The transition toward renewable energy brings new challenges. From grid stability to the need to become ever more energy efficient, to the abundance of conventional power plants: Siemens Gamesa has found an intelligent solution to the different challenges with ETES.
ETES draws electricity from the power grid and uses it to heat volcanic stones to temperatures of 600°C and higher. That heat can be converted back into electricity using a conventional steam turbine. The system is built on 80% off-the-shelf components and can function alone, be added to an existing heat cycle or convert a thermal power plant into a storage plant.
The road ahead
The cost of ETES will be significantly lower than other energy storage solutions. Even at the pilot stage, a commercial project at GWh scale would be highly competitive compared to other available storage technologies. Economies of scale will bring substantial reductions in capital expenditure, while increasing the storage rating.
- Models developed and validated since 2012
- The first test site with 5 MWh capacity was implemented in 2014
- Proof of system starts operation with 130 MWh capacity in 2019
- A pilot plant with an output of ~50 MW will follow
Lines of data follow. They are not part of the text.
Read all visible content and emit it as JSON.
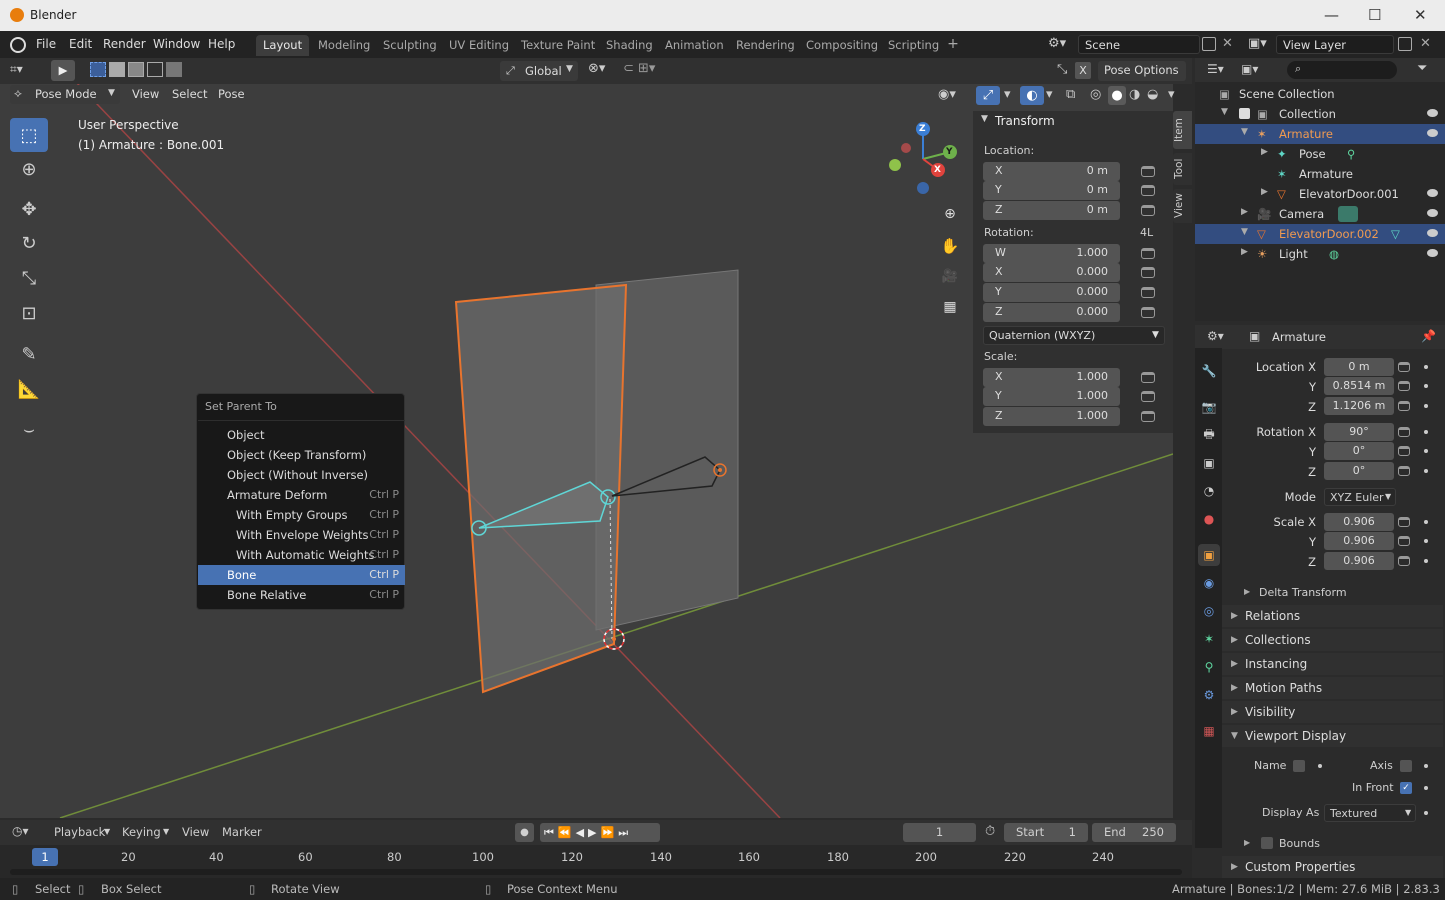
{
  "window": {
    "title": "Blender"
  },
  "menubar": {
    "menus": [
      "File",
      "Edit",
      "Render",
      "Window",
      "Help"
    ],
    "workspaces": [
      "Layout",
      "Modeling",
      "Sculpting",
      "UV Editing",
      "Texture Paint",
      "Shading",
      "Animation",
      "Rendering",
      "Compositing",
      "Scripting"
    ],
    "active_workspace": "Layout",
    "add_tab": "+",
    "scene": "Scene",
    "view_layer": "View Layer"
  },
  "viewport_header": {
    "transform_orientation": "Global",
    "mode": "Pose Mode",
    "menus": [
      "View",
      "Select",
      "Pose"
    ],
    "pose_options": "Pose Options"
  },
  "viewport_overlay": {
    "perspective": "User Perspective",
    "active": "(1) Armature : Bone.001",
    "axes": {
      "x": "X",
      "y": "Y",
      "z": "Z"
    }
  },
  "npanel": {
    "title": "Transform",
    "location_label": "Location:",
    "location": [
      {
        "axis": "X",
        "value": "0 m"
      },
      {
        "axis": "Y",
        "value": "0 m"
      },
      {
        "axis": "Z",
        "value": "0 m"
      }
    ],
    "rotation_label": "Rotation:",
    "rotation_mode_tag": "4L",
    "rotation": [
      {
        "axis": "W",
        "value": "1.000"
      },
      {
        "axis": "X",
        "value": "0.000"
      },
      {
        "axis": "Y",
        "value": "0.000"
      },
      {
        "axis": "Z",
        "value": "0.000"
      }
    ],
    "rotation_mode": "Quaternion (WXYZ)",
    "scale_label": "Scale:",
    "scale": [
      {
        "axis": "X",
        "value": "1.000"
      },
      {
        "axis": "Y",
        "value": "1.000"
      },
      {
        "axis": "Z",
        "value": "1.000"
      }
    ],
    "tabs": [
      "Item",
      "Tool",
      "View"
    ]
  },
  "context_menu": {
    "title": "Set Parent To",
    "items": [
      {
        "label": "Object",
        "shortcut": ""
      },
      {
        "label": "Object (Keep Transform)",
        "shortcut": ""
      },
      {
        "label": "Object (Without Inverse)",
        "shortcut": ""
      },
      {
        "label": "Armature Deform",
        "shortcut": "Ctrl P"
      },
      {
        "label": "With Empty Groups",
        "shortcut": "Ctrl P"
      },
      {
        "label": "With Envelope Weights",
        "shortcut": "Ctrl P"
      },
      {
        "label": "With Automatic Weights",
        "shortcut": "Ctrl P"
      },
      {
        "label": "Bone",
        "shortcut": "Ctrl P"
      },
      {
        "label": "Bone Relative",
        "shortcut": "Ctrl P"
      }
    ],
    "selected": "Bone"
  },
  "outliner": {
    "items": [
      {
        "label": "Scene Collection"
      },
      {
        "label": "Collection"
      },
      {
        "label": "Armature"
      },
      {
        "label": "Pose"
      },
      {
        "label": "Armature"
      },
      {
        "label": "ElevatorDoor.001"
      },
      {
        "label": "Camera"
      },
      {
        "label": "ElevatorDoor.002"
      },
      {
        "label": "Light"
      }
    ]
  },
  "properties": {
    "object_name": "Armature",
    "location": {
      "label": "Location X",
      "x": "0 m",
      "y": "0.8514 m",
      "z": "1.1206 m"
    },
    "rotation": {
      "label": "Rotation X",
      "x": "90°",
      "y": "0°",
      "z": "0°"
    },
    "mode_label": "Mode",
    "mode": "XYZ Euler",
    "scale": {
      "label": "Scale X",
      "x": "0.906",
      "y": "0.906",
      "z": "0.906"
    },
    "axis_y": "Y",
    "axis_z": "Z",
    "delta_transform": "Delta Transform",
    "sections": [
      "Relations",
      "Collections",
      "Instancing",
      "Motion Paths",
      "Visibility"
    ],
    "viewport_display": "Viewport Display",
    "vd": {
      "name": "Name",
      "axis": "Axis",
      "in_front": "In Front",
      "display_as_label": "Display As",
      "display_as": "Textured",
      "bounds": "Bounds"
    },
    "custom_properties": "Custom Properties"
  },
  "timeline": {
    "menus": [
      "Playback",
      "Keying",
      "View",
      "Marker"
    ],
    "current_frame": "1",
    "start_label": "Start",
    "start": "1",
    "end_label": "End",
    "end": "250",
    "ticks": [
      "20",
      "40",
      "60",
      "80",
      "100",
      "120",
      "140",
      "160",
      "180",
      "200",
      "220",
      "240"
    ],
    "frame_marker": "1"
  },
  "statusbar": {
    "select": "Select",
    "box_select": "Box Select",
    "rotate_view": "Rotate View",
    "context_menu": "Pose Context Menu",
    "info": "Armature | Bones:1/2  | Mem: 27.6 MiB | 2.83.3"
  },
  "colors": {
    "accent": "#4772b3",
    "selected_orange": "#e8742e",
    "bone_cyan": "#5fd6d6",
    "grid_red": "#b84545",
    "grid_green": "#7a9c3a"
  }
}
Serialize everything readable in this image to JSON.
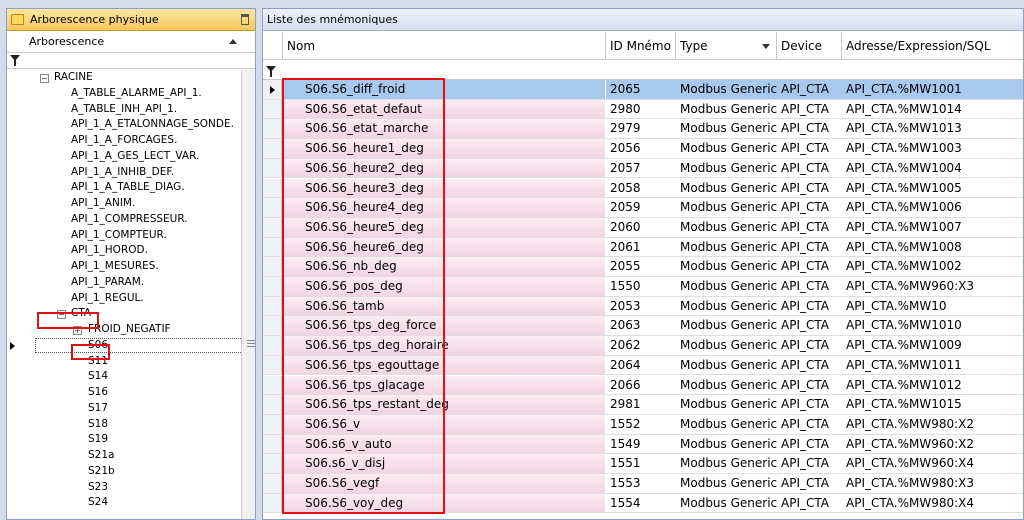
{
  "left_panel": {
    "title": "Arborescence physique",
    "column_header": "Arborescence",
    "tree": [
      {
        "label": "RACINE",
        "level": 0,
        "expander": "minus"
      },
      {
        "label": "A_TABLE_ALARME_API_1.",
        "level": 1
      },
      {
        "label": "A_TABLE_INH_API_1.",
        "level": 1
      },
      {
        "label": "API_1_A_ETALONNAGE_SONDE.",
        "level": 1
      },
      {
        "label": "API_1_A_FORCAGES.",
        "level": 1
      },
      {
        "label": "API_1_A_GES_LECT_VAR.",
        "level": 1
      },
      {
        "label": "API_1_A_INHIB_DEF.",
        "level": 1
      },
      {
        "label": "API_1_A_TABLE_DIAG.",
        "level": 1
      },
      {
        "label": "API_1_ANIM.",
        "level": 1
      },
      {
        "label": "API_1_COMPRESSEUR.",
        "level": 1
      },
      {
        "label": "API_1_COMPTEUR.",
        "level": 1
      },
      {
        "label": "API_1_HOROD.",
        "level": 1
      },
      {
        "label": "API_1_MESURES.",
        "level": 1
      },
      {
        "label": "API_1_PARAM.",
        "level": 1
      },
      {
        "label": "API_1_REGUL.",
        "level": 1
      },
      {
        "label": "CTA",
        "level": 1,
        "expander": "minus"
      },
      {
        "label": "FROID_NEGATIF",
        "level": 2,
        "expander": "plus"
      },
      {
        "label": "S06",
        "level": 2,
        "selected": true
      },
      {
        "label": "S11",
        "level": 2
      },
      {
        "label": "S14",
        "level": 2
      },
      {
        "label": "S16",
        "level": 2
      },
      {
        "label": "S17",
        "level": 2
      },
      {
        "label": "S18",
        "level": 2
      },
      {
        "label": "S19",
        "level": 2
      },
      {
        "label": "S21a",
        "level": 2
      },
      {
        "label": "S21b",
        "level": 2
      },
      {
        "label": "S23",
        "level": 2
      },
      {
        "label": "S24",
        "level": 2
      }
    ]
  },
  "right_panel": {
    "title": "Liste des mnémoniques",
    "columns": [
      "Nom",
      "ID Mnémo",
      "Type",
      "Device",
      "Adresse/Expression/SQL"
    ],
    "rows": [
      [
        "S06.S6_diff_froid",
        "2065",
        "Modbus Generic",
        "API_CTA",
        "API_CTA.%MW1001"
      ],
      [
        "S06.S6_etat_defaut",
        "2980",
        "Modbus Generic",
        "API_CTA",
        "API_CTA.%MW1014"
      ],
      [
        "S06.S6_etat_marche",
        "2979",
        "Modbus Generic",
        "API_CTA",
        "API_CTA.%MW1013"
      ],
      [
        "S06.S6_heure1_deg",
        "2056",
        "Modbus Generic",
        "API_CTA",
        "API_CTA.%MW1003"
      ],
      [
        "S06.S6_heure2_deg",
        "2057",
        "Modbus Generic",
        "API_CTA",
        "API_CTA.%MW1004"
      ],
      [
        "S06.S6_heure3_deg",
        "2058",
        "Modbus Generic",
        "API_CTA",
        "API_CTA.%MW1005"
      ],
      [
        "S06.S6_heure4_deg",
        "2059",
        "Modbus Generic",
        "API_CTA",
        "API_CTA.%MW1006"
      ],
      [
        "S06.S6_heure5_deg",
        "2060",
        "Modbus Generic",
        "API_CTA",
        "API_CTA.%MW1007"
      ],
      [
        "S06.S6_heure6_deg",
        "2061",
        "Modbus Generic",
        "API_CTA",
        "API_CTA.%MW1008"
      ],
      [
        "S06.S6_nb_deg",
        "2055",
        "Modbus Generic",
        "API_CTA",
        "API_CTA.%MW1002"
      ],
      [
        "S06.S6_pos_deg",
        "1550",
        "Modbus Generic",
        "API_CTA",
        "API_CTA.%MW960:X3"
      ],
      [
        "S06.S6_tamb",
        "2053",
        "Modbus Generic",
        "API_CTA",
        "API_CTA.%MW10"
      ],
      [
        "S06.S6_tps_deg_force",
        "2063",
        "Modbus Generic",
        "API_CTA",
        "API_CTA.%MW1010"
      ],
      [
        "S06.S6_tps_deg_horaire",
        "2062",
        "Modbus Generic",
        "API_CTA",
        "API_CTA.%MW1009"
      ],
      [
        "S06.S6_tps_egouttage",
        "2064",
        "Modbus Generic",
        "API_CTA",
        "API_CTA.%MW1011"
      ],
      [
        "S06.S6_tps_glacage",
        "2066",
        "Modbus Generic",
        "API_CTA",
        "API_CTA.%MW1012"
      ],
      [
        "S06.S6_tps_restant_deg",
        "2981",
        "Modbus Generic",
        "API_CTA",
        "API_CTA.%MW1015"
      ],
      [
        "S06.S6_v",
        "1552",
        "Modbus Generic",
        "API_CTA",
        "API_CTA.%MW980:X2"
      ],
      [
        "S06.s6_v_auto",
        "1549",
        "Modbus Generic",
        "API_CTA",
        "API_CTA.%MW960:X2"
      ],
      [
        "S06.s6_v_disj",
        "1551",
        "Modbus Generic",
        "API_CTA",
        "API_CTA.%MW960:X4"
      ],
      [
        "S06.S6_vegf",
        "1553",
        "Modbus Generic",
        "API_CTA",
        "API_CTA.%MW980:X3"
      ],
      [
        "S06.S6_voy_deg",
        "1554",
        "Modbus Generic",
        "API_CTA",
        "API_CTA.%MW980:X4"
      ]
    ]
  },
  "colors": {
    "highlight_red": "#e01010",
    "selected_row": "#a9c8ee",
    "name_cell_tint": "#f1d5e2"
  }
}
- Commercial rollout is planned with an output of several hundred MW
The concept of electric thermal energy storage has been extensively tested since 2014. First models developed and validated from 2012.
- Technical specifications were set at 700 kW charging power and 5 MWh storage capacity
- The project achieved 95% heat storage efficiency
- Optimizing control algorithms resulted in a 10% increase in storage
- This process has led to a considerable amount of property rights so far.
The 24-hour thermal energy storage site is commissioned in 2019 Hamburg, Germany.
- Over 1,000 tons of rock provide thermal storage capacity of 130 MWh of electric energy at rated charging temperatures of 750°C
- The heat is re-converted into electricity through steam
- A generator produces electricity of about 1.5 MW
- Funded by the Federal Republic of Germany Funding authority: Federal German Ministry of Economic Affairs and Energy due to a decision of the German Bundestag